This model is an iterative approach to all the steps involved in SDLC. One of the most common types of agile craftsmanship is ‘SCRUM’. It’s done in ‘Sprints’. It is preferred when speed is required in developing the software/product. First, a story(one planned sprint) is pulled from the Product Backlog. A sprint usually lasts up to 2, 3 or 4 weeks. It first moves to Sprint Backlog where meetups are held, the sprint is here planned with the team and the scrum master. Also if there is any previous retrospection needed to be done then it also discussed beforehand. In the meetup, demos/reviews are done for each of the individual developers, they’ve to tell the team what they’ve done till now, what are the future plans and what hindrances they might be facing. During this whole sprint, the scrum master checks the flow in three phases viz. InDev, Ready for QA (Quality Assurance) and InQA, and if it passes all the phases then the scrum master marks the sprint as done or DOD (definition of done). During QA check, the steps involved in SDLC are verified, tests are run and should pass. There can also be certain specifications like a minimum percentage of tests, automation requirements, etc that might need to fulfil for getting DOD.


  1. Flow: The waterfall is a linear sequential flow of steps in SDLC, whereas agile development goes through the steps iteratively in short cycles.
  2. Interaction: The waterfall has varied interaction with the client, i.e. High during requirement analysis and user acceptance, whereas agile development has constant Business interaction with clients as the cycles(sprints) are short.
  3. Head of operations: In waterfall, there is an overall Product Manager, whereas, in agile development (SCRUM), there is a scrum master.
  4. Falling back: In the waterfall model, one cannot fall back until a stage completed, whereas, in agile development, one can fall back at any instant of time because time span is usually short.

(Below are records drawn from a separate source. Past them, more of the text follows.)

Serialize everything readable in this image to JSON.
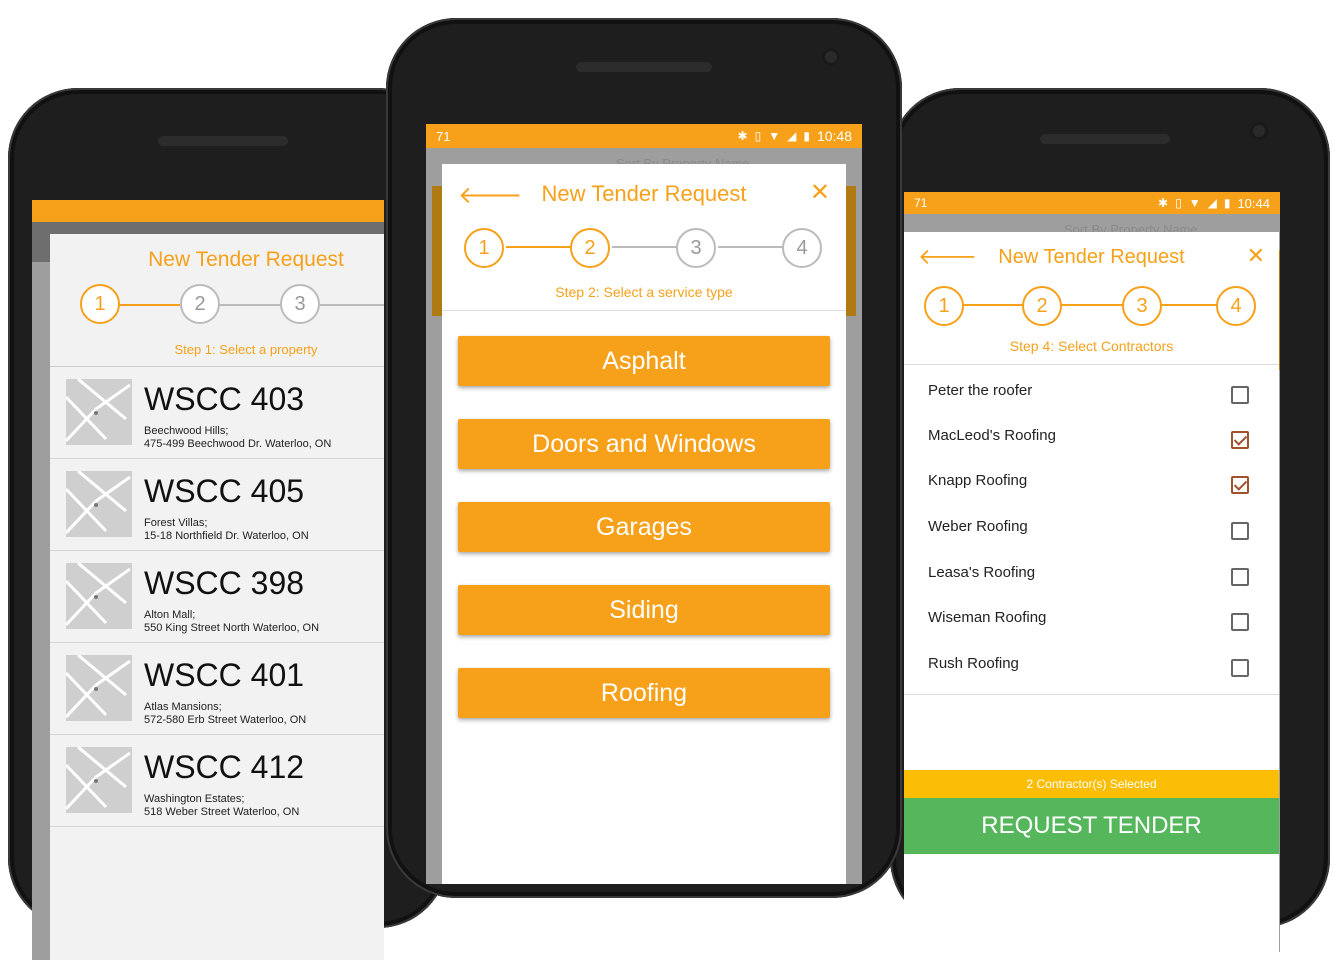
{
  "left": {
    "title": "New Tender Request",
    "steps": [
      "1",
      "2",
      "3"
    ],
    "step_label": "Step 1: Select a property",
    "properties": [
      {
        "name": "WSCC 403",
        "area": "Beechwood Hills;",
        "address": "475-499 Beechwood Dr. Waterloo, ON"
      },
      {
        "name": "WSCC 405",
        "area": "Forest Villas;",
        "address": "15-18 Northfield Dr. Waterloo, ON"
      },
      {
        "name": "WSCC 398",
        "area": "Alton Mall;",
        "address": "550 King Street North Waterloo, ON"
      },
      {
        "name": "WSCC 401",
        "area": "Atlas Mansions;",
        "address": "572-580 Erb Street Waterloo, ON"
      },
      {
        "name": "WSCC 412",
        "area": "Washington Estates;",
        "address": "518 Weber Street Waterloo, ON"
      }
    ]
  },
  "mid": {
    "status": {
      "left": "71",
      "time": "10:48"
    },
    "sort_label": "Sort By Property Name",
    "title": "New Tender Request",
    "steps": [
      "1",
      "2",
      "3",
      "4"
    ],
    "step_label": "Step 2: Select a service type",
    "services": [
      "Asphalt",
      "Doors and Windows",
      "Garages",
      "Siding",
      "Roofing"
    ]
  },
  "right": {
    "status": {
      "left": "71",
      "time": "10:44"
    },
    "sort_label": "Sort By Property Name",
    "title": "New Tender Request",
    "steps": [
      "1",
      "2",
      "3",
      "4"
    ],
    "step_label": "Step 4: Select Contractors",
    "contractors": [
      {
        "name": "Peter the roofer",
        "checked": false
      },
      {
        "name": "MacLeod's Roofing",
        "checked": true
      },
      {
        "name": "Knapp Roofing",
        "checked": true
      },
      {
        "name": "Weber Roofing",
        "checked": false
      },
      {
        "name": "Leasa's Roofing",
        "checked": false
      },
      {
        "name": "Wiseman Roofing",
        "checked": false
      },
      {
        "name": "Rush Roofing",
        "checked": false
      }
    ],
    "summary": "2 Contractor(s) Selected",
    "request_button": "REQUEST TENDER"
  },
  "colors": {
    "accent": "#f7a11a",
    "summary": "#fbbe05",
    "request": "#56b65c",
    "checked": "#a0522d"
  }
}
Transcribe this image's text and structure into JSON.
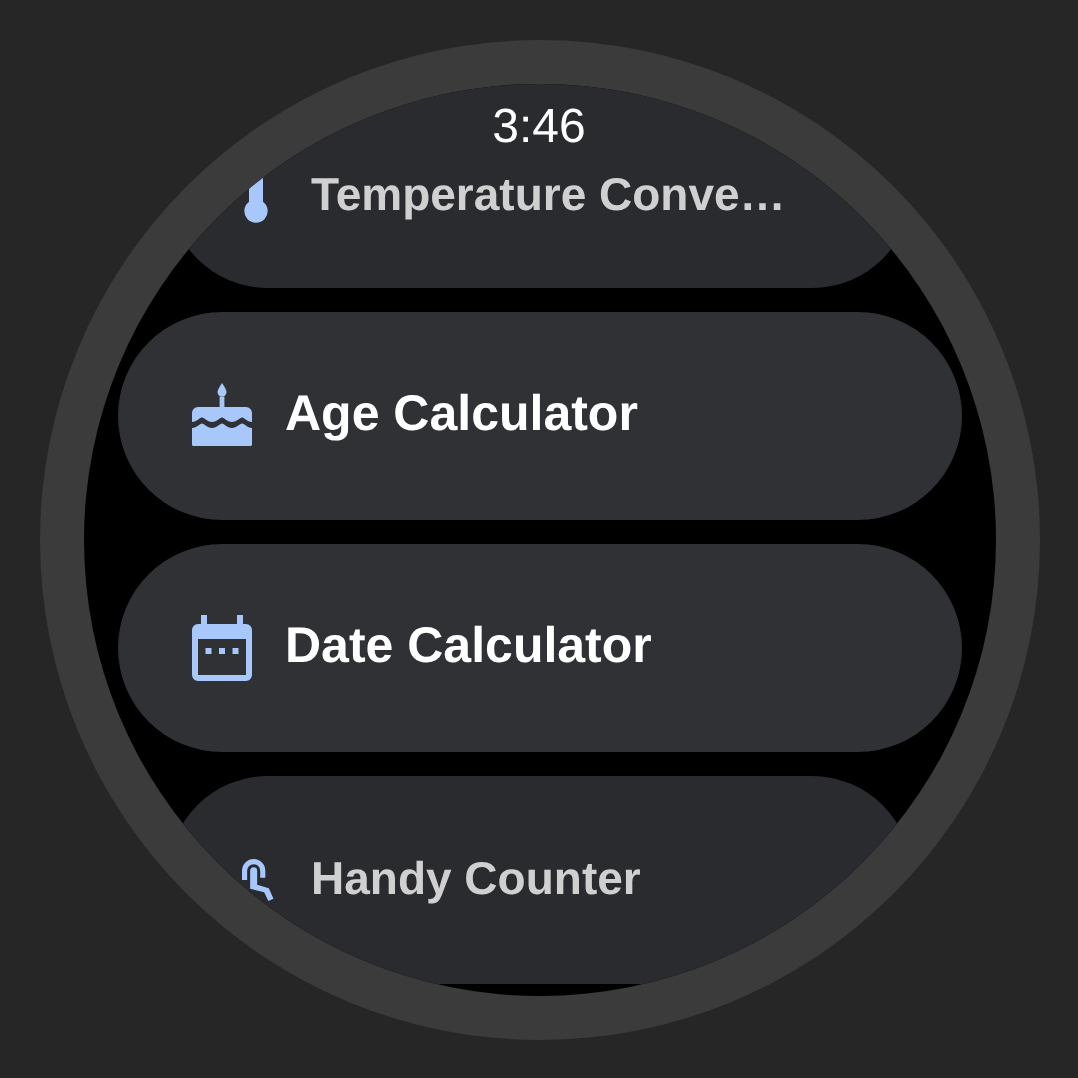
{
  "status": {
    "time": "3:46"
  },
  "items": [
    {
      "label": "Temperature Conve…",
      "kind": "thermometer"
    },
    {
      "label": "Age Calculator",
      "kind": "cake"
    },
    {
      "label": "Date Calculator",
      "kind": "calendar"
    },
    {
      "label": "Handy Counter",
      "kind": "touch"
    }
  ]
}
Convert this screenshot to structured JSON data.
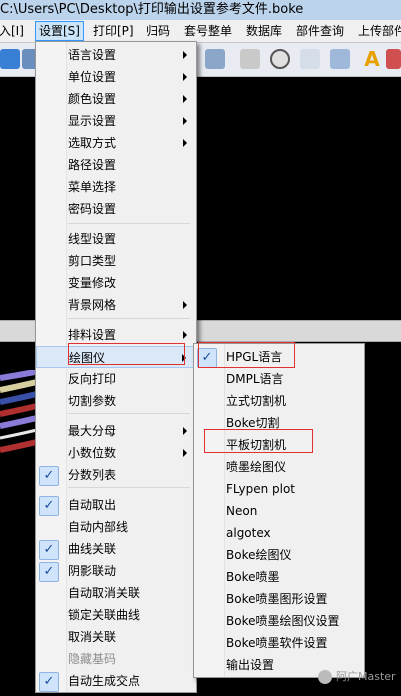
{
  "window": {
    "title": "C:\\Users\\PC\\Desktop\\打印输出设置参考文件.boke"
  },
  "menubar": {
    "items": [
      "入[I]",
      "设置[S]",
      "打印[P]",
      "归码",
      "套号整单",
      "数据库",
      "部件查询",
      "上传部件"
    ]
  },
  "settings_menu": {
    "items": [
      {
        "label": "语言设置",
        "submenu": true
      },
      {
        "label": "单位设置",
        "submenu": true
      },
      {
        "label": "颜色设置",
        "submenu": true
      },
      {
        "label": "显示设置",
        "submenu": true
      },
      {
        "label": "选取方式",
        "submenu": true
      },
      {
        "label": "路径设置"
      },
      {
        "label": "菜单选择"
      },
      {
        "label": "密码设置"
      },
      {
        "label": "线型设置"
      },
      {
        "label": "剪口类型"
      },
      {
        "label": "变量修改"
      },
      {
        "label": "背景网格",
        "submenu": true
      },
      {
        "label": "排料设置",
        "submenu": true
      },
      {
        "label": "绘图仪",
        "submenu": true,
        "highlighted": true
      },
      {
        "label": "反向打印"
      },
      {
        "label": "切割参数"
      },
      {
        "label": "最大分母",
        "submenu": true
      },
      {
        "label": "小数位数",
        "submenu": true
      },
      {
        "label": "分数列表",
        "checked": true
      },
      {
        "label": "自动取出",
        "checked": true
      },
      {
        "label": "自动内部线"
      },
      {
        "label": "曲线关联",
        "checked": true
      },
      {
        "label": "阴影联动",
        "checked": true
      },
      {
        "label": "自动取消关联"
      },
      {
        "label": "锁定关联曲线"
      },
      {
        "label": "取消关联"
      },
      {
        "label": "隐藏基码",
        "disabled": true
      },
      {
        "label": "自动生成交点",
        "checked": true
      }
    ]
  },
  "plotter_menu": {
    "items": [
      {
        "label": "HPGL语言",
        "checked": true
      },
      {
        "label": "DMPL语言"
      },
      {
        "label": "立式切割机"
      },
      {
        "label": "Boke切割"
      },
      {
        "label": "平板切割机"
      },
      {
        "label": "喷墨绘图仪"
      },
      {
        "label": "FLypen plot"
      },
      {
        "label": "Neon"
      },
      {
        "label": "algotex"
      },
      {
        "label": "Boke绘图仪"
      },
      {
        "label": "Boke喷墨"
      },
      {
        "label": "Boke喷墨图形设置"
      },
      {
        "label": "Boke喷墨绘图仪设置"
      },
      {
        "label": "Boke喷墨软件设置"
      },
      {
        "label": "输出设置"
      }
    ]
  },
  "watermark": "阿广Master",
  "icons": {
    "check": "✓",
    "toolbar": [
      "refresh-icon",
      "arrow-icon",
      "select-icon",
      "cut-icon",
      "export-icon",
      "save-icon",
      "circle-icon",
      "notepad-icon",
      "tools-icon",
      "text-a-icon",
      "flag-icon"
    ]
  }
}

  5. Requirement changes: In waterfall, requirement changes are not possible without raising a change request which will re-initiate the whole process, whereas, in agile development, the new feature request can be shifted to next sprint, if it is not feasible in the current sprint.
  6. Speed: The pace of development is comparatively faster in agile development than to waterfall. Also due to lack of speed in the waterfall model, the technologies may go obsolete by the time the software is delivered.

While the debate may go on forever that which model is better, I believe that it depends upon the requirements of the individual, both models have their pros and cons. One must choose wisely! I hope this was an informative article for you. This was all that I had to talk about today. Since I’m very new to the topic, I might have missed something or made mistakes. Do suggest/correct me if you found something.